Earlier this week, a fan called Mark sent Nick Cave lyrics written “in Nick Cave’s style” by the ChatGPT AI system for reasons that aren’t entirely clear.
Let’s just say that Cave wasn’t satisfied with mimicking algorithms.
“With all the love and respect around the world, this song is a bullshit, a grotesque mockery of being human. Well, I don’t really like it.”
Fair enough: why would he do that?
But Cave’s response on the Red Hand Files blog raises a relevant question for all of us when considering what the AI revolution means for our own lives and careers.
For Cave, ChatGPT could not write “real songs”, only “duplicate, burlesque stuff”. That’s because real songs, he says, come out of “the human struggle of complex, inner creation.”
This is what we humble humans can offer, AI can only imitate, the transcendental journey of an artist forever wrestling with his own faults. That’s where human talent resides, embedded deep within its limits, yet surpassing them. ”
Today, artists have been plagued by the stifling effects of technology since time immemorial.
Back in 1906, composer John Philip Sousa made a very famous rebuttal to a future invention called the gramophone.
“Historically, the whole process of music, from the first days to the present day, has been along the lines of making music the expression of the state of the soul. I propose again to reduce musical expression to a mathematical system of megaphones, wheels, gears, discs and cylinders.”
Similar denunciations can be found for electric guitars, synthesizers, drum machines, Auto-Tune, and nearly every new development in songwriting or recording.
But time and time again, people find ways to use this technology in exciting and creative ways.
Think of the golden age of hip-hop. Consider how producers have deployed sampling to create entirely new kinds of music.
That example, particularly legal constraints on subsequent sampling, shows how the likelihood associated with a particular technique depends on the social and economic context in which it emerges.
After all, most pop songs aren’t the result of individual geniuses, and they haven’t been for a long time. The New York Times, dating back to 1910 You can publish an article titled “How Popular Song Factory Creates Hits”.
“Today, the consumption of songs by the American public is as constant as the consumption of shoes, and demand is equally met by factory output.”
Then, as now, companies in fierce business adopted the method of making the most profit as quickly as possible.
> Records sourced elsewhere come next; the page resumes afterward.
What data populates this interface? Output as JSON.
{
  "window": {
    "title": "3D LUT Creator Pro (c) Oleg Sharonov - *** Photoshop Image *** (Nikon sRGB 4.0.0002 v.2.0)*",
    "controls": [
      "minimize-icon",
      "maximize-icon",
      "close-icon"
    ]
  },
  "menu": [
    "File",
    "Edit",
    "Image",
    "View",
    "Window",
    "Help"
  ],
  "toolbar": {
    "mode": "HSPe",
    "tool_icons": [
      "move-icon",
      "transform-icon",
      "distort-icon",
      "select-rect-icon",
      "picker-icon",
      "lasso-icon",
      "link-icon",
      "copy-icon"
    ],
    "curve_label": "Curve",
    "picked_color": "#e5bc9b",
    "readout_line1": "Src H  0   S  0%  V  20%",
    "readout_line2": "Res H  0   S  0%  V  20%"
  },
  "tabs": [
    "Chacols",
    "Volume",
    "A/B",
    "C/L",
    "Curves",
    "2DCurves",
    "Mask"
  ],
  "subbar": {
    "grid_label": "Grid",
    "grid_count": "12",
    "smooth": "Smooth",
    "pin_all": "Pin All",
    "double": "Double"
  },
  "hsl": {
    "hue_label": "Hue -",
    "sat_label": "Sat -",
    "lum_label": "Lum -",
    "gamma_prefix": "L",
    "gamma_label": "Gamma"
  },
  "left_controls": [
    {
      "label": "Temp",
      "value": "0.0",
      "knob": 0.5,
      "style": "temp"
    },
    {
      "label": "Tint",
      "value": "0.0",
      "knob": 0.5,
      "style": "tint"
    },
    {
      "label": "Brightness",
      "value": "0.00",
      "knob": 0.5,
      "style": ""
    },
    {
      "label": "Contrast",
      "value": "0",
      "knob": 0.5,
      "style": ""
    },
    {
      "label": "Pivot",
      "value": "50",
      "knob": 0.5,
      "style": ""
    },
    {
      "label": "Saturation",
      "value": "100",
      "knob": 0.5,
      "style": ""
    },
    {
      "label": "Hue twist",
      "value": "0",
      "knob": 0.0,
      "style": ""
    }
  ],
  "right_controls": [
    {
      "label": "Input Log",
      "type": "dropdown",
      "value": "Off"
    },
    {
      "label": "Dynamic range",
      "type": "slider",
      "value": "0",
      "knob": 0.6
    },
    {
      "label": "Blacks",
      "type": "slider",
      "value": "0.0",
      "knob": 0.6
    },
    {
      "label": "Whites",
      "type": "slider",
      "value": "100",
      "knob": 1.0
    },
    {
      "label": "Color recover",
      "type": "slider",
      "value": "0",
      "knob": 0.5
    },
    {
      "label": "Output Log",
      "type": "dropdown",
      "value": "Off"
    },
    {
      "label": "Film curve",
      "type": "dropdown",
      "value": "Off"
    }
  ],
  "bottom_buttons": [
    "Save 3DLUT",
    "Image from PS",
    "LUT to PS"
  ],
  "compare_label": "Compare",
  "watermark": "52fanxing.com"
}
AI doesn’t have to be genius to disrupt pop music and many other fields. It has to be good enough so that it can reverse any loss in quality that it makes by being cheap compared to human labor.
A few years ago, John Seabrook documented how Swedish producers like Denniz Pop, Max Martin and Dr Luke changed contemporary music in his book The Song Machine. To create iconic songs by Taylor Swift, Rihanna, Katy Perry, Beyoncé, and more, production wizards start with simple chord progressions on their laptops and then pass that file through to hundreds of thousands of singers, melody makers, and hook writers. , lyricists and tastemakers, then mix digital takes from multiple contributors into a seamless whole.
David Hajdu of The Nation describes the method as “industrialization of the method by mining vast digital repositories of past records, or by emulating or referencing them through synthesis, and manipulating and mashing them up.” We describe it as post-industrial rather than edgy.”
AI is perfect for this kind of songwriting.
Max Martin famously gave Britney Spears the amazing lyric “Hit me baby one more time” because the non-native English speaker misunderstood teen slang in text messages. It’s because Still, as songwriter Ulf Ekberg explained, “It was an advantage for us that English was not our native language, because we treated it very disrespectfully, and it seemed like we weren’t very close to the melody. Because you can find the words.”
Does anyone really think Martin and his team didn’t make use of ChatGPT?
None of this means that AI itself is an obstacle to music production. The problem lies less with technology than with a social system that directs all innovation to immediate profit, regardless of its impact on art or society.
If an AI-generated song “in the style of Nick Cave” makes money, no matter how poor the results, you get it.
Given the loyalty of his fan base, it probably won’t affect Cave much.
After all, AI doesn’t have to be a genius to put you out of work. It should be adequate and slightly cheaper.